These examples are just a few of the ways to avoid probate; there are many others. An experienced probate lawyer at Batson Nolan PLC can assist individuals in identifying the best probate avoidance strategies for their particular situation. 

What Happens in Probate Court?

Probate is a legal process in which a judge acknowledges a person’s death and validates their will. If one or more parties contest the validity of the deceased’s will, the executor must defend the estate against these claims. The opposing sides litigate any challenges to the will in court, and the judge ultimately decides on the will’s validity.

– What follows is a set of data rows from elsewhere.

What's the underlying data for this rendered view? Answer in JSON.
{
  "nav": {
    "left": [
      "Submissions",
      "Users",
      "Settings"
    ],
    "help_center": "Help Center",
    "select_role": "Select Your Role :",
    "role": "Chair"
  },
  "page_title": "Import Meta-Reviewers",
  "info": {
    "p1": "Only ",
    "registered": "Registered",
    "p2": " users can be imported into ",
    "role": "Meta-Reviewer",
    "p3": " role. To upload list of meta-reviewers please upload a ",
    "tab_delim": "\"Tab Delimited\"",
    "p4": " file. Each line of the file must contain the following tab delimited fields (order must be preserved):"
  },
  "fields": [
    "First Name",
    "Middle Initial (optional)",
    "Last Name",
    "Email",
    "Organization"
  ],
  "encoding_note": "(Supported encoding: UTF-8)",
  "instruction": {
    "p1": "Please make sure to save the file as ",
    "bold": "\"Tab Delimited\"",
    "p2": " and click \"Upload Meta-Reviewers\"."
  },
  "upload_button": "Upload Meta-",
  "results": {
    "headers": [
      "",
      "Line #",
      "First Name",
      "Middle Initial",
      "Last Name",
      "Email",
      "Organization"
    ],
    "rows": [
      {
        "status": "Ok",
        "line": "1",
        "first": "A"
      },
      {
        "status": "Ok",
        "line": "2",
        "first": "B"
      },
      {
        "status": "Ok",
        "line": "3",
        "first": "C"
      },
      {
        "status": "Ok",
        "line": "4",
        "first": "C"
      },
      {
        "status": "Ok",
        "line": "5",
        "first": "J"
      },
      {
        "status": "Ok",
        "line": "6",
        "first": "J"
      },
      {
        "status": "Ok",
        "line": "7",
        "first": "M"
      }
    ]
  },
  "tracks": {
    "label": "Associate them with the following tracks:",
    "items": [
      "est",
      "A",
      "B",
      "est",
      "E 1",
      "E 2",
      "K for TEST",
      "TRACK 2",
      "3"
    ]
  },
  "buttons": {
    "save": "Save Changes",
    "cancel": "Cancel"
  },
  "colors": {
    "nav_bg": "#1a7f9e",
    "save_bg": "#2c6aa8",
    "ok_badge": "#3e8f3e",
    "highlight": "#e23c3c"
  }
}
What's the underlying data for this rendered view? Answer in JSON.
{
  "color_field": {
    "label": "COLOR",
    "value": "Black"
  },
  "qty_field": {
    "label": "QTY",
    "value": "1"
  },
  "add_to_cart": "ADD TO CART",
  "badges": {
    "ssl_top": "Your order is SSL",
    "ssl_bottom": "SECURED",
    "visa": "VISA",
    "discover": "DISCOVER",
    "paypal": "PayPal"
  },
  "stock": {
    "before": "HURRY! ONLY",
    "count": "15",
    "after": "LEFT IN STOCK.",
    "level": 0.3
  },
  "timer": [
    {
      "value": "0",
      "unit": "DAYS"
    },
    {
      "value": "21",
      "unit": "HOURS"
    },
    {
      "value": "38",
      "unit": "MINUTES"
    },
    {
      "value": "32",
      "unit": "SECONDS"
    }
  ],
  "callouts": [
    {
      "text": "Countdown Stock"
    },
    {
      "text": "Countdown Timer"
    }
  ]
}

The judge appoints an executor to oversee the estate’s administration. In the end, it’s the executor who distributes the estate assets according to the terms of the will. However, before the judge allows an executor to distribute estate assets to beneficiaries and heirs, the executor must identify and locate all estate assets, determine the value of the estate, pay off all estate debt, and pay any necessary federal estate taxes.

What Happens If the Executor Does Not Probate a Will?

If an executor fails to probate a will, the estate property will remain in the deceased person’s name indefinitely. This can cause a wide range of problems, for which an executor may be held personally liable. For example, if assets are locked up in the deceased’s name, there will be no way for anyone to pay any of the bills associated with the estate. This often results in late fees and legal action being taken against the deceased. Moreover, the decedent’s creditors will likely continue to try to collect on any debts, which may lead to repossession. And finally, beneficiaries and heirs of the deceased cannot receive any inheritance they are entitled to until a will is probated.

Speak with the Experienced Brentwood Probate Attorneys at Batson Nolan PLC Today

If you have questions about the probate process, scheduling a free consultation with the knowledgeable will and probate attorneys at Batson Nolan PLC is a great place to start. At Batson Nolan PLC, our attorneys advise and counsel clients through every aspect of the estate planning process, including creating documents such as powers of attorney or a living will. We also offer sound guidance to individuals serving as personal representatives and executors, ensuring they fulfill their duties efficiently and without taking on any unnecessary risks. To learn more and to schedule, a free consultation with our Brentwood probate lawyers, call one of our offices today. You can also connect with us through our secure online contact form.

The experienced lawyers at our firm handle other types of cases as well, including: